Whenever the word "percorso" appears in a line of the data below, copy that line.

-------- PROVIDED RECORDS --------

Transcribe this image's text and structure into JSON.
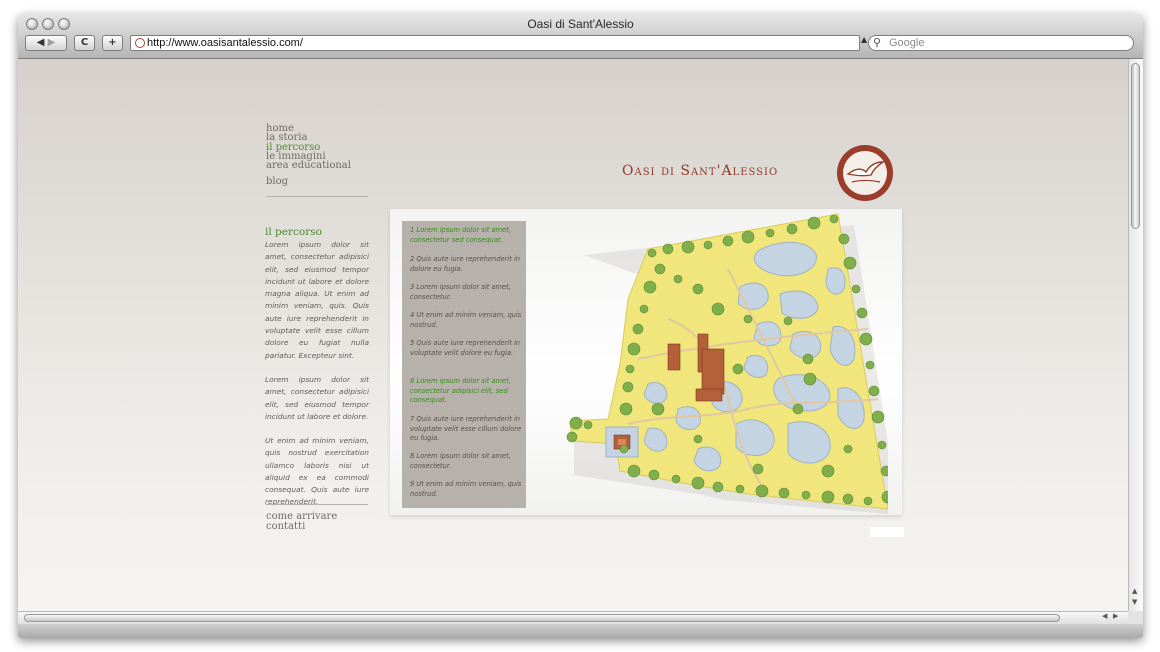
{
  "window": {
    "title": "Oasi di Sant'Alessio"
  },
  "toolbar": {
    "back_glyph": "◀",
    "forward_glyph": "▶",
    "reload_glyph": "C",
    "add_glyph": "+",
    "url": "http://www.oasisantalessio.com/",
    "search_placeholder": "Google"
  },
  "site": {
    "brand": "Oasi di Sant'Alessio",
    "nav": [
      {
        "label": "home",
        "active": false
      },
      {
        "label": "la storia",
        "active": false
      },
      {
        "label": "il percorso",
        "active": true
      },
      {
        "label": "le immagini",
        "active": false
      },
      {
        "label": "area educational",
        "active": false
      },
      {
        "label": "blog",
        "active": false
      }
    ],
    "footer_nav": [
      "come arrivare",
      "contatti"
    ],
    "section_title": "il percorso",
    "paragraphs": [
      "Lorem ipsum dolor sit amet, consectetur adipisici elit, sed eiusmod tempor incidunt ut labore et dolore magna aliqua. Ut enim ad minim veniam, quis. Quis aute iure reprehenderit in voluptate velit esse cillum dolore eu fugiat nulla pariatur. Excepteur sint.",
      "Lorem ipsum dolor sit amet, consectetur adipisici elit, sed eiusmod tempor incidunt ut labore et dolore.",
      "Ut enim ad minim veniam, quis nostrud exercitation ullamco laboris nisi ut aliquid ex ea commodi consequat. Quis aute iure reprehenderit."
    ],
    "steps": [
      {
        "num": "1",
        "text": "Lorem ipsum dolor sit amet, consectetur sed consequat.",
        "active": true
      },
      {
        "num": "2",
        "text": "Quis aute iure reprehenderit in dolore eu fugia.",
        "active": false
      },
      {
        "num": "3",
        "text": "Lorem ipsum dolor sit amet, consectetur.",
        "active": false
      },
      {
        "num": "4",
        "text": "Ut enim ad minim veniam, quis nostrud.",
        "active": false
      },
      {
        "num": "5",
        "text": "Quis aute iure reprehenderit in voluptate velit dolore eu fugia.",
        "active": false
      },
      {
        "num": "6",
        "text": "Lorem ipsum dolor sit amet, consectetur adipisici elit, sed consequat.",
        "active": true
      },
      {
        "num": "7",
        "text": "Quis aute iure reprehenderit in voluptate velit esse cillum dolore eu fugia.",
        "active": false
      },
      {
        "num": "8",
        "text": "Lorem ipsum dolor sit amet, consectetur.",
        "active": false
      },
      {
        "num": "9",
        "text": "Ut enim ad minim veniam, quis nostrud.",
        "active": false
      }
    ]
  },
  "colors": {
    "accent_green": "#4b8b2c",
    "brand_red": "#8f3a2a",
    "map_land": "#f0e67c",
    "map_water": "#c5d4e2",
    "map_building": "#b4603a",
    "map_tree": "#7fae4a"
  }
}
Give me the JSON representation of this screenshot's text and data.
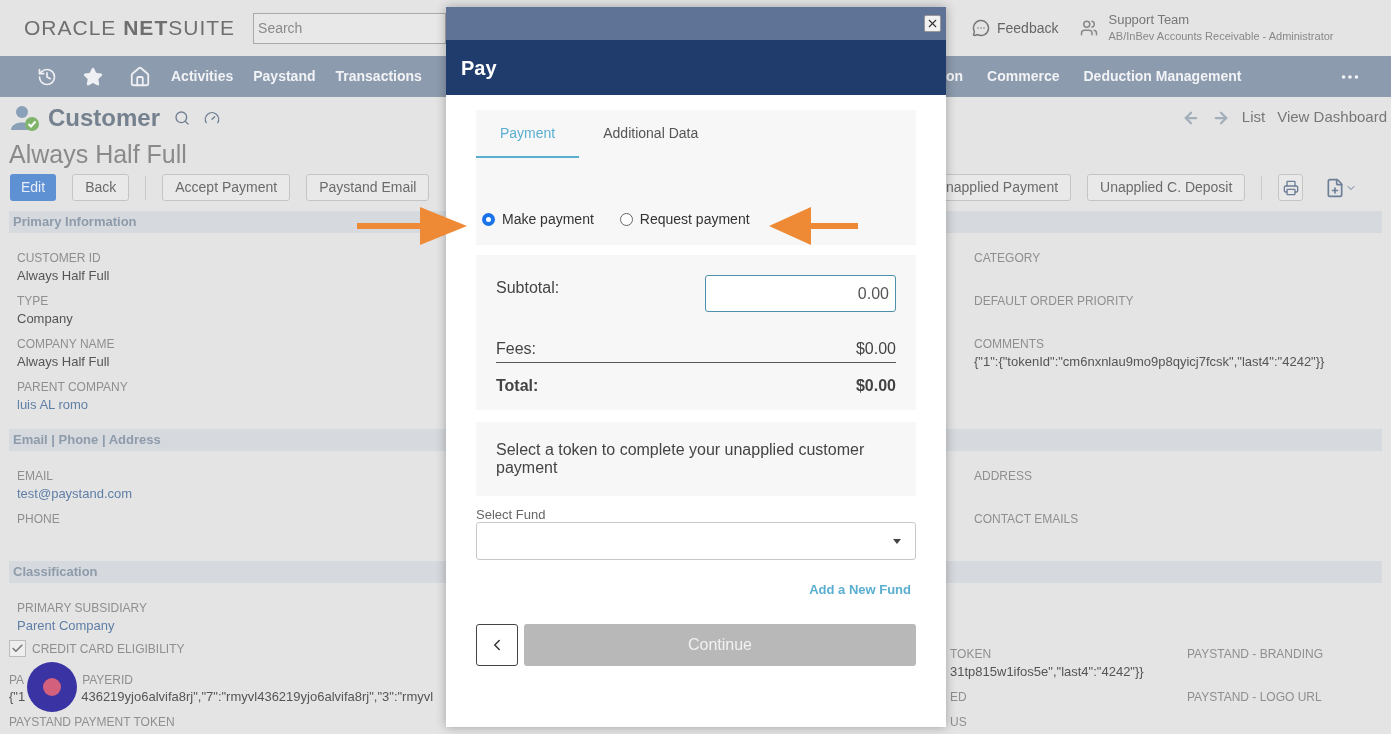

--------

*ANSWER SPACE:*
        "label": "il percorso",
    "section_title": "il percorso",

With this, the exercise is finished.